_What this task involves_:
Set the data down exactly as it stands, and keep its pictures out.

Source data

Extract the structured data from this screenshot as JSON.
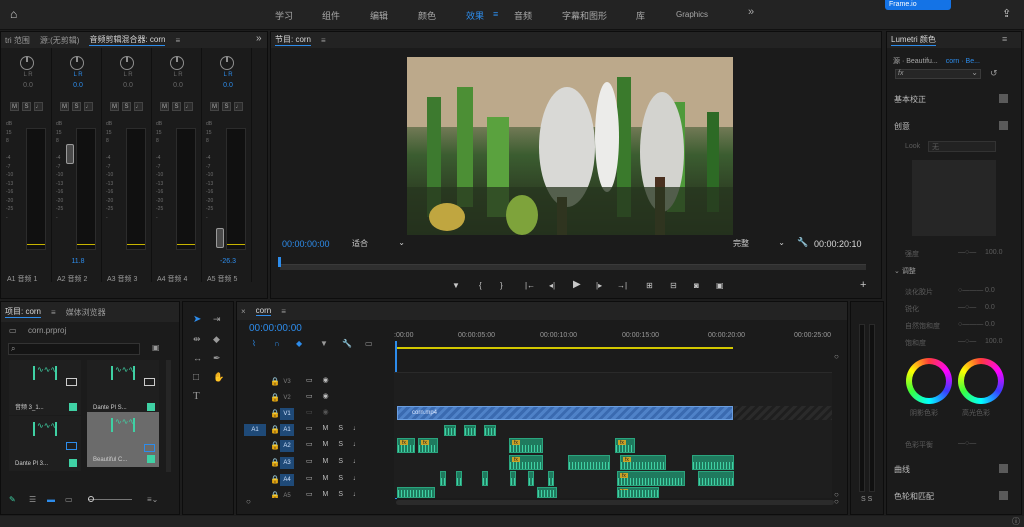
{
  "topbar": {
    "tabs": [
      "学习",
      "组件",
      "编辑",
      "颜色",
      "效果",
      "音频",
      "字幕和图形",
      "库",
      "Graphics"
    ],
    "active_tab": "效果",
    "more": "»",
    "badge": "Frame.io"
  },
  "mixer": {
    "tabs": [
      "tri 范围",
      "源:(无剪辑)",
      "音频剪辑混合器: corn"
    ],
    "expand": "»",
    "channels": [
      {
        "pan": "0.0",
        "fader": "",
        "name": "A1",
        "label": "音频 1"
      },
      {
        "pan": "0.0",
        "fader": "11.8",
        "name": "A2",
        "label": "音频 2"
      },
      {
        "pan": "0.0",
        "fader": "",
        "name": "A3",
        "label": "音频 3"
      },
      {
        "pan": "0.0",
        "fader": "",
        "name": "A4",
        "label": "音频 4"
      },
      {
        "pan": "0.0",
        "fader": "-26.3",
        "name": "A5",
        "label": "音频 5"
      }
    ],
    "lr": "L        R",
    "db_scale": [
      "dB",
      "15",
      "8",
      "",
      "-4",
      "-7",
      "-10",
      "-13",
      "-16",
      "-20",
      "-25",
      "-"
    ]
  },
  "program": {
    "title": "节目: corn",
    "timecode_current": "00:00:00:00",
    "fit": "适合",
    "quality": "完整",
    "timecode_duration": "00:00:20:10"
  },
  "project": {
    "tabs": [
      "项目: corn",
      "媒体浏览器"
    ],
    "file": "corn.prproj",
    "items": [
      {
        "name": "音频 3_1...",
        "selected": false
      },
      {
        "name": "Dante Pl S...",
        "selected": false
      },
      {
        "name": "Dante Pl 3...",
        "selected": false
      },
      {
        "name": "Beautiful C...",
        "selected": true
      }
    ]
  },
  "timeline": {
    "title": "corn",
    "timecode": "00:00:00:00",
    "ruler": [
      ":00:00",
      "00:00:05:00",
      "00:00:10:00",
      "00:00:15:00",
      "00:00:20:00",
      "00:00:25:00"
    ],
    "tracks": [
      {
        "name": "V3",
        "icons": "▭ ◉",
        "on": false
      },
      {
        "name": "V2",
        "icons": "▭ ◉",
        "on": false
      },
      {
        "name": "V1",
        "icons": "▭ ◉",
        "on": true
      },
      {
        "name": "A1",
        "icons": "▭ M S ♩",
        "on": true
      },
      {
        "name": "A2",
        "icons": "▭ M S ♩",
        "on": true
      },
      {
        "name": "A3",
        "icons": "▭ M S ♩",
        "on": true
      },
      {
        "name": "A4",
        "icons": "▭ M S ♩",
        "on": true
      },
      {
        "name": "A5",
        "icons": "▭ M S ♩",
        "on": false
      }
    ],
    "video_clip": "corn.mp4",
    "source_patch": "A1",
    "meter_labels": "S S"
  },
  "lumetri": {
    "title": "Lumetri 颜色",
    "source": "源 · Beautifu...",
    "target": "corn · Be...",
    "sections": [
      "基本校正",
      "创意",
      "曲线",
      "色轮和匹配"
    ],
    "look_label": "Look",
    "look_value": "无",
    "intensity_label": "强度",
    "intensity_value": "100.0",
    "adjust": "调整",
    "params": [
      {
        "label": "淡化胶片",
        "value": "0.0"
      },
      {
        "label": "锐化",
        "value": "0.0"
      },
      {
        "label": "自然饱和度",
        "value": "0.0"
      },
      {
        "label": "饱和度",
        "value": "100.0"
      }
    ],
    "wheels": [
      "阴影色彩",
      "高光色彩"
    ],
    "tint_balance": "色彩平衡"
  }
}
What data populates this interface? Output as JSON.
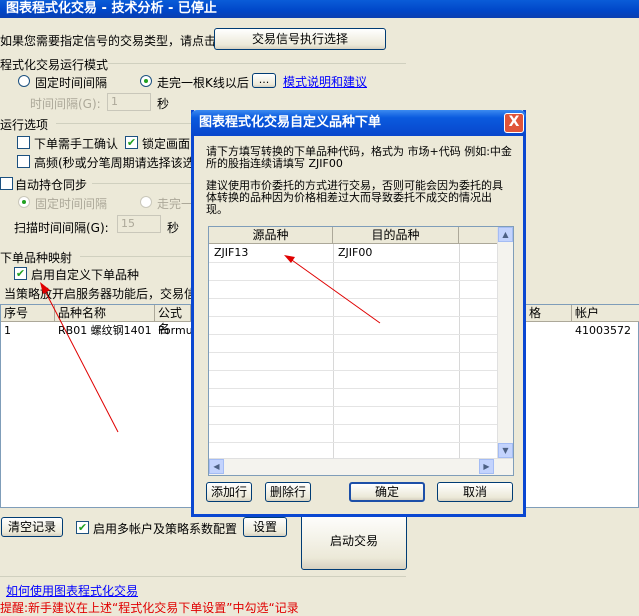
{
  "window": {
    "title": "图表程式化交易 - 技术分析 - 已停止"
  },
  "top_prompt": {
    "text": "如果您需要指定信号的交易类型，请点击",
    "button": "交易信号执行选择"
  },
  "run_mode": {
    "group_label": "程式化交易运行模式",
    "fixed_interval_label": "固定时间间隔",
    "per_k_label": "走完一根K线以后",
    "ellipsis_button": "...",
    "mode_link": "模式说明和建议",
    "interval_label": "时间间隔(G):",
    "interval_value": "1",
    "interval_unit": "秒"
  },
  "run_options": {
    "group_label": "运行选项",
    "manual_confirm_label": "下单需手工确认",
    "lock_label": "锁定画面",
    "high_freq_label": "高频(秒或分笔周期请选择该选"
  },
  "auto_sync": {
    "label": "自动持仓同步",
    "fixed_label": "固定时间间隔",
    "per_k_label": "走完一",
    "scan_label": "扫描时间间隔(G):",
    "scan_value": "15",
    "scan_unit": "秒"
  },
  "mapping": {
    "group_label": "下单品种映射",
    "enable_label": "启用自定义下单品种",
    "note": "当策略放开启服务器功能后，交易信"
  },
  "main_table": {
    "headers": [
      "序号",
      "品种名称",
      "公式名",
      "格",
      "帐户"
    ],
    "rows": [
      [
        "1",
        "RB01 螺纹钢1401",
        "Formu",
        "",
        "41003572"
      ]
    ]
  },
  "bottom": {
    "clear_button": "清空记录",
    "multi_account_label": "启用多帐户及策略系数配置",
    "settings_button": "设置",
    "start_button": "启动交易",
    "help_link": "如何使用图表程式化交易",
    "tip": "提醒:新手建议在上述“程式化交易下单设置”中勾选“记录"
  },
  "dialog": {
    "title": "图表程式化交易自定义品种下单",
    "close": "X",
    "instruction": "请下方填写转换的下单品种代码，格式为 市场+代码 例如:中金所的股指连续请填写 ZJIF00",
    "warning": "建议使用市价委托的方式进行交易，否则可能会因为委托的具体转换的品种因为价格相差过大而导致委托不成交的情况出现。",
    "grid_headers": [
      "源品种",
      "目的品种"
    ],
    "grid_rows": [
      [
        "ZJIF13",
        "ZJIF00"
      ]
    ],
    "add_button": "添加行",
    "delete_button": "删除行",
    "ok_button": "确定",
    "cancel_button": "取消"
  },
  "colors": {
    "title_blue": "#0a5cd8",
    "link_blue": "#0000ff",
    "arrow_red": "#e00000",
    "tip_red": "#e00000"
  }
}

_Result_:
Extract the structured data from this screenshot as JSON.
{
  "topbar": {
    "tabs": [
      "学习",
      "组件",
      "编辑",
      "颜色",
      "效果",
      "音频",
      "字幕和图形",
      "库",
      "Graphics"
    ],
    "active_tab": "效果",
    "more": "»",
    "badge": "Frame.io"
  },
  "mixer": {
    "tabs": [
      "tri 范围",
      "源:(无剪辑)",
      "音频剪辑混合器: corn"
    ],
    "expand": "»",
    "channels": [
      {
        "pan": "0.0",
        "fader": "",
        "name": "A1",
        "label": "音频 1"
      },
      {
        "pan": "0.0",
        "fader": "11.8",
        "name": "A2",
        "label": "音频 2"
      },
      {
        "pan": "0.0",
        "fader": "",
        "name": "A3",
        "label": "音频 3"
      },
      {
        "pan": "0.0",
        "fader": "",
        "name": "A4",
        "label": "音频 4"
      },
      {
        "pan": "0.0",
        "fader": "-26.3",
        "name": "A5",
        "label": "音频 5"
      }
    ],
    "lr": "L        R",
    "db_scale": [
      "dB",
      "15",
      "8",
      "",
      "-4",
      "-7",
      "-10",
      "-13",
      "-16",
      "-20",
      "-25",
      "-"
    ]
  },
  "program": {
    "title": "节目: corn",
    "timecode_current": "00:00:00:00",
    "fit": "适合",
    "quality": "完整",
    "timecode_duration": "00:00:20:10"
  },
  "project": {
    "tabs": [
      "项目: corn",
      "媒体浏览器"
    ],
    "file": "corn.prproj",
    "items": [
      {
        "name": "音频 3_1...",
        "selected": false
      },
      {
        "name": "Dante Pl S...",
        "selected": false
      },
      {
        "name": "Dante Pl 3...",
        "selected": false
      },
      {
        "name": "Beautiful C...",
        "selected": true
      }
    ]
  },
  "timeline": {
    "title": "corn",
    "timecode": "00:00:00:00",
    "ruler": [
      ":00:00",
      "00:00:05:00",
      "00:00:10:00",
      "00:00:15:00",
      "00:00:20:00",
      "00:00:25:00"
    ],
    "tracks": [
      {
        "name": "V3",
        "icons": "▭ ◉",
        "on": false
      },
      {
        "name": "V2",
        "icons": "▭ ◉",
        "on": false
      },
      {
        "name": "V1",
        "icons": "▭ ◉",
        "on": true
      },
      {
        "name": "A1",
        "icons": "▭ M S ♩",
        "on": true
      },
      {
        "name": "A2",
        "icons": "▭ M S ♩",
        "on": true
      },
      {
        "name": "A3",
        "icons": "▭ M S ♩",
        "on": true
      },
      {
        "name": "A4",
        "icons": "▭ M S ♩",
        "on": true
      },
      {
        "name": "A5",
        "icons": "▭ M S ♩",
        "on": false
      }
    ],
    "video_clip": "corn.mp4",
    "source_patch": "A1",
    "meter_labels": "S S"
  },
  "lumetri": {
    "title": "Lumetri 颜色",
    "source": "源 · Beautifu...",
    "target": "corn · Be...",
    "sections": [
      "基本校正",
      "创意",
      "曲线",
      "色轮和匹配"
    ],
    "look_label": "Look",
    "look_value": "无",
    "intensity_label": "强度",
    "intensity_value": "100.0",
    "adjust": "调整",
    "params": [
      {
        "label": "淡化胶片",
        "value": "0.0"
      },
      {
        "label": "锐化",
        "value": "0.0"
      },
      {
        "label": "自然饱和度",
        "value": "0.0"
      },
      {
        "label": "饱和度",
        "value": "100.0"
      }
    ],
    "wheels": [
      "阴影色彩",
      "高光色彩"
    ],
    "tint_balance": "色彩平衡"
  }
}
What data populates this interface? Output as JSON.
{
  "window": {
    "title": "图表程式化交易 - 技术分析 - 已停止"
  },
  "top_prompt": {
    "text": "如果您需要指定信号的交易类型，请点击",
    "button": "交易信号执行选择"
  },
  "run_mode": {
    "group_label": "程式化交易运行模式",
    "fixed_interval_label": "固定时间间隔",
    "per_k_label": "走完一根K线以后",
    "ellipsis_button": "...",
    "mode_link": "模式说明和建议",
    "interval_label": "时间间隔(G):",
    "interval_value": "1",
    "interval_unit": "秒"
  },
  "run_options": {
    "group_label": "运行选项",
    "manual_confirm_label": "下单需手工确认",
    "lock_label": "锁定画面",
    "high_freq_label": "高频(秒或分笔周期请选择该选"
  },
  "auto_sync": {
    "label": "自动持仓同步",
    "fixed_label": "固定时间间隔",
    "per_k_label": "走完一",
    "scan_label": "扫描时间间隔(G):",
    "scan_value": "15",
    "scan_unit": "秒"
  },
  "mapping": {
    "group_label": "下单品种映射",
    "enable_label": "启用自定义下单品种",
    "note": "当策略放开启服务器功能后，交易信"
  },
  "main_table": {
    "headers": [
      "序号",
      "品种名称",
      "公式名",
      "格",
      "帐户"
    ],
    "rows": [
      [
        "1",
        "RB01 螺纹钢1401",
        "Formu",
        "",
        "41003572"
      ]
    ]
  },
  "bottom": {
    "clear_button": "清空记录",
    "multi_account_label": "启用多帐户及策略系数配置",
    "settings_button": "设置",
    "start_button": "启动交易",
    "help_link": "如何使用图表程式化交易",
    "tip": "提醒:新手建议在上述“程式化交易下单设置”中勾选“记录"
  },
  "dialog": {
    "title": "图表程式化交易自定义品种下单",
    "close": "X",
    "instruction": "请下方填写转换的下单品种代码，格式为 市场+代码 例如:中金所的股指连续请填写 ZJIF00",
    "warning": "建议使用市价委托的方式进行交易，否则可能会因为委托的具体转换的品种因为价格相差过大而导致委托不成交的情况出现。",
    "grid_headers": [
      "源品种",
      "目的品种"
    ],
    "grid_rows": [
      [
        "ZJIF13",
        "ZJIF00"
      ]
    ],
    "add_button": "添加行",
    "delete_button": "删除行",
    "ok_button": "确定",
    "cancel_button": "取消"
  },
  "colors": {
    "title_blue": "#0a5cd8",
    "link_blue": "#0000ff",
    "arrow_red": "#e00000",
    "tip_red": "#e00000"
  }
}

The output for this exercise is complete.